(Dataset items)
++++
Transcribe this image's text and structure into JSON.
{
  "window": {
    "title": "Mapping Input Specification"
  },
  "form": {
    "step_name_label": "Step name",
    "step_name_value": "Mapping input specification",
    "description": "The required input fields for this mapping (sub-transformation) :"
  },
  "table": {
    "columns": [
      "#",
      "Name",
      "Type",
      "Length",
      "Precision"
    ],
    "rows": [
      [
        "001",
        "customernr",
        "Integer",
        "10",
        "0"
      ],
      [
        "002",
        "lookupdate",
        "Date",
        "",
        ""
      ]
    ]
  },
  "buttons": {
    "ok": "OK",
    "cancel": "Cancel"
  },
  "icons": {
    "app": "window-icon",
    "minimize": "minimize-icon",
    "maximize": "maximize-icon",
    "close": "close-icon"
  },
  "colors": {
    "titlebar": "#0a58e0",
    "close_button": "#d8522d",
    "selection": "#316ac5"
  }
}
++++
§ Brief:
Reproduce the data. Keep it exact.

§ Solved problem:
Transcribe this image's text and structure into JSON.
{
  "window": {
    "title": "Mapping Input Specification"
  },
  "form": {
    "step_name_label": "Step name",
    "step_name_value": "Mapping input specification",
    "description": "The required input fields for this mapping (sub-transformation) :"
  },
  "table": {
    "columns": [
      "#",
      "Name",
      "Type",
      "Length",
      "Precision"
    ],
    "rows": [
      [
        "001",
        "customernr",
        "Integer",
        "10",
        "0"
      ],
      [
        "002",
        "lookupdate",
        "Date",
        "",
        ""
      ]
    ]
  },
  "buttons": {
    "ok": "OK",
    "cancel": "Cancel"
  },
  "icons": {
    "app": "window-icon",
    "minimize": "minimize-icon",
    "maximize": "maximize-icon",
    "close": "close-icon"
  },
  "colors": {
    "titlebar": "#0a58e0",
    "close_button": "#d8522d",
    "selection": "#316ac5"
  }
}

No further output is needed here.